I wouldn't worry about getting a higher pole. If you're on a summit, it's like being on a hundred (or thousand) foot tall tower. You can, and people have, just lay the wire on rocks or bushes on the summit and activate without a problem. Those $10 eBay poles are great, don't have to worry about it if you lose or destroy one. I think most activators have a small collection of them. :D

And if you like building kits, the 1watters and 5watters from Kits and Parts are fun little radios. I have a 5W40 that I've been taking on activations. K7QO made some great build videos, explaining what each section does and showing how to test it section by section. (1watter, 5watter, but they're basically the same)

-- Jeff aa6xa


Dan AI6XG
 

There are many ways to do antennas for your home station.  It depends on your priority:  get something up so you can get on the air ASAP knowing you may not have the ideal setup or put something up that you won't need to mess with later.

A balun is a good idea but not essential, there are MFJ 1:1 that are relatively cheap and provide a convenient feed point for the dipole.  Just solder the antenna legs to the balun and your coax connected to the SO239.  Wrap with some electrical tape and you are good to go.  Saying that I have put up simple dipoles with no balun.  I use a dog bone insulator at the center feed, wrap the coax over the insulator and solder the braid and center conductor to the dipole legs.  This worked for a few years until I upgraded with the balun feed.  But it gets you on the air pretty quickly.  There is stress at this feed point so the insulator used needs to be strong.  Keep this in mind when considering 3d printed parts or binding posts.  Even a short piece of 1/2" PVC pipe makes for good center and end insulators.
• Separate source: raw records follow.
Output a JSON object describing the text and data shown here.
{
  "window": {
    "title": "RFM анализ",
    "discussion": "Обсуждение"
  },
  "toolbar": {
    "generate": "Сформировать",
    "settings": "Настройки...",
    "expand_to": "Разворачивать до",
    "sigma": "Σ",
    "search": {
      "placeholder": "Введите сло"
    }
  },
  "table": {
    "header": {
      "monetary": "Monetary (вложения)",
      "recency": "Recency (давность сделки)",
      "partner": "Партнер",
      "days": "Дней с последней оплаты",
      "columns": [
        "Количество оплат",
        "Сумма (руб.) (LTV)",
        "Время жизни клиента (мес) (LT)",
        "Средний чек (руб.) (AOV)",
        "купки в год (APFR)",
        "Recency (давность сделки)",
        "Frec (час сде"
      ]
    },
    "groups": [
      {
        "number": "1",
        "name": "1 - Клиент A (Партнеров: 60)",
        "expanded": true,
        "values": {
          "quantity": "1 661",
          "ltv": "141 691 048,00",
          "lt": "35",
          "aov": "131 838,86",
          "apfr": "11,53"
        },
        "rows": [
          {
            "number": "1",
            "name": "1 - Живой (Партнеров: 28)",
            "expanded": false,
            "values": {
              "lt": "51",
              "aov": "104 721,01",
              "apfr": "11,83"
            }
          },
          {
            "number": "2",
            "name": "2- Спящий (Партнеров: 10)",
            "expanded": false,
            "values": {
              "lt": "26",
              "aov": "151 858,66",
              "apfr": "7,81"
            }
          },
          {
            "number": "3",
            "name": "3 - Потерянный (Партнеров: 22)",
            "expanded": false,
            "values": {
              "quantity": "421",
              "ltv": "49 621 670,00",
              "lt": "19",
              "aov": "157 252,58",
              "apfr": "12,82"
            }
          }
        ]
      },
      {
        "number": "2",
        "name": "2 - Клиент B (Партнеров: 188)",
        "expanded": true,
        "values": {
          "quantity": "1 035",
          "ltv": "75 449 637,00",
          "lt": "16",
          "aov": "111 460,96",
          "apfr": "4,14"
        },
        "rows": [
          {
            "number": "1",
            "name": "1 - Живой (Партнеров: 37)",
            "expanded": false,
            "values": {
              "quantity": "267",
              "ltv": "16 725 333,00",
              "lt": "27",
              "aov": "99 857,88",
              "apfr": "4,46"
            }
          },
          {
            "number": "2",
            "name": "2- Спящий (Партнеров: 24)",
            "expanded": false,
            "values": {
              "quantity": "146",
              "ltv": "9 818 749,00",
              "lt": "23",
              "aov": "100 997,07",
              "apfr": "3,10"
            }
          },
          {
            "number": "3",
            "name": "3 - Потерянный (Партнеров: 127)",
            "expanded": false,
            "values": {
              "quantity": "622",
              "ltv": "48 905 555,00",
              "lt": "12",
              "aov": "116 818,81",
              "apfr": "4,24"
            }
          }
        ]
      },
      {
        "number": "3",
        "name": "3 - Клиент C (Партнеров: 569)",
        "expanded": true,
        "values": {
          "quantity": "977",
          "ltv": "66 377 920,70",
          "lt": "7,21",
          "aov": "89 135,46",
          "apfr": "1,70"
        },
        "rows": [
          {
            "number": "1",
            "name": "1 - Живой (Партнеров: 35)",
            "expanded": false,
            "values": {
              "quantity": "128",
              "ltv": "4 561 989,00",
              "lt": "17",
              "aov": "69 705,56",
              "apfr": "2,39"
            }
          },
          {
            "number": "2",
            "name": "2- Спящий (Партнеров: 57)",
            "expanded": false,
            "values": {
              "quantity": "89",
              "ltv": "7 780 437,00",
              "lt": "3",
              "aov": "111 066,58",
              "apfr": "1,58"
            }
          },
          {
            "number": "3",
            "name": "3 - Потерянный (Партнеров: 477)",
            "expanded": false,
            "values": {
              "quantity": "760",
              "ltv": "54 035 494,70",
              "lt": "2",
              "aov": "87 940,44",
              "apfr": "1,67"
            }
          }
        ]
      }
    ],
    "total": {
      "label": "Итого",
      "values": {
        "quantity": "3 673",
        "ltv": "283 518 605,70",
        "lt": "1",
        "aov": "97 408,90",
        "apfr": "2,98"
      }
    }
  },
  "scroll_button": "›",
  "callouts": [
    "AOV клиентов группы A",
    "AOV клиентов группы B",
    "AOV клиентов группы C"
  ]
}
For wire, ideally you want to use hard drawn Cu or copper clad steel that will not stretch.  HRO, DX engineering etc. have antenna wire you can use.  Or simply use Cu wire intended for house wiring.  It is soft drawn so it will stretch but if you don't have a lot of stress on the wire it will work for quite a while.  You may have to occasionally trim the wire for better SWR.   If you are looking to hide your antenna then the poly stealth wire works well.

My preference for your feed would be RG58 instead of RG174 unless you are trying to be super stealth.  RG174 or RG316 is great for lightweight short runs for SOTA.  With a short run of 30 feet there won't be much difference in loss.  But RG58 is easier to get, should be stronger, and easier to source connectors.  

GL de AI6XG